The Supreme Court ruled Thursday against the Environmental Protection Agency in a longstanding case that will narrow what defines a wetland.
In a 5-4 decision, the nation’s highest court ruled that the definition, “waters of the United States,” or WOTUS, applies only to wetlands that have “continuous surface connection.”
The ruling ends a more-than-15-year battle brought on by Idaho couple Michael and Chantell Sackett, who were ordered by the EPA to restore land they had backfilled on their lot to build a home.
EPA officials at the time notified the Sacketts that they were in violation of the Clean Water Act because wetlands on the property were near a ditch, which feeds into a creek that runs into Priest Lake.
The Sacketts sued, initiating a case that ultimately challenged the legality of the testing method used for determining wetlands as “waters of the United States” under the Clean Water Act.

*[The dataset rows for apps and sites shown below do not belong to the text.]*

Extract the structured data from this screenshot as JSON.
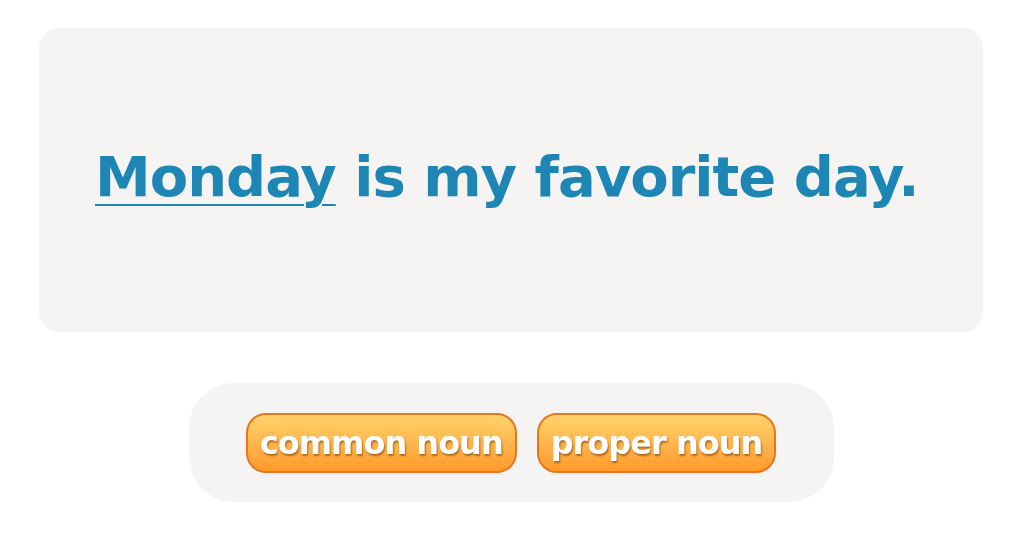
{
  "sentence": {
    "underlined": "Monday",
    "rest": "is my favorite day."
  },
  "choices": [
    {
      "label": "common noun"
    },
    {
      "label": "proper noun"
    }
  ]
}
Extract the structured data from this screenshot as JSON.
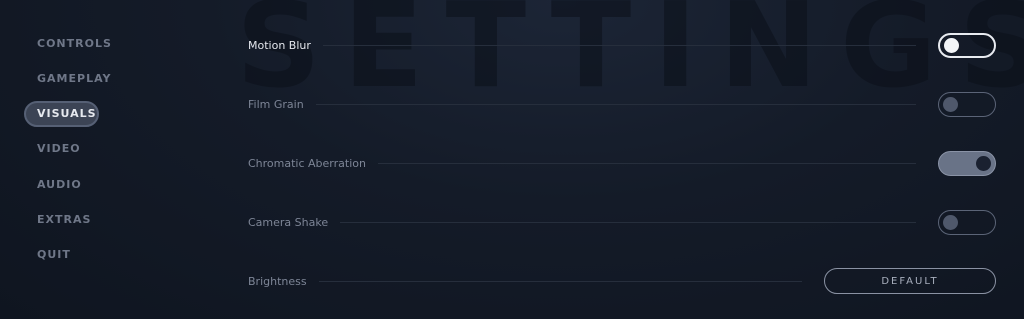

The court’s ruling Thursday is hailed as a victory for property owners, but environmentalists have argued such a decision will have far-reaching implications for wetlands protections.
“In the wake of the Supreme Court’s decision in Sackett v. EPA, the only thing now protecting many North Carolina communities from being flooded in the coming years is the state’s existing ban on paving over wetlands without a permit. The NC General Assembly should not remove that protection – it is literally protecting lives and property,” said Grady McCallie, policy director with the North Carolina Conservation Network.

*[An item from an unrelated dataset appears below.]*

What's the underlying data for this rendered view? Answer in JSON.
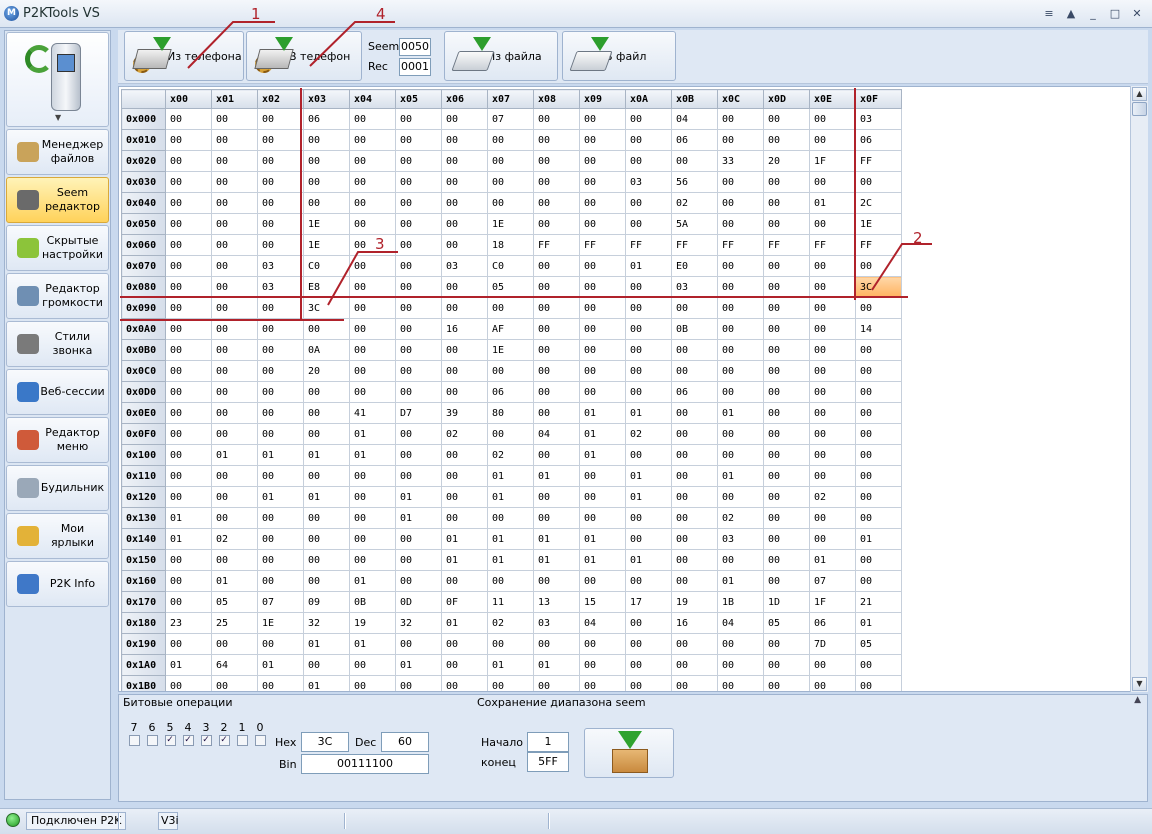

North Carolina legislators are considering a law that limits the state to use the WOTUS rule to identify wetlands.
The N.C. Farm Act of 2023 would strip the state’s ability to fill in gaps to protect federally nonjurisdictional wetlands, including isolated wetlands, which are those not directly connected to any body of water, but are hydrologically and ecologically valuable, environmentalists say.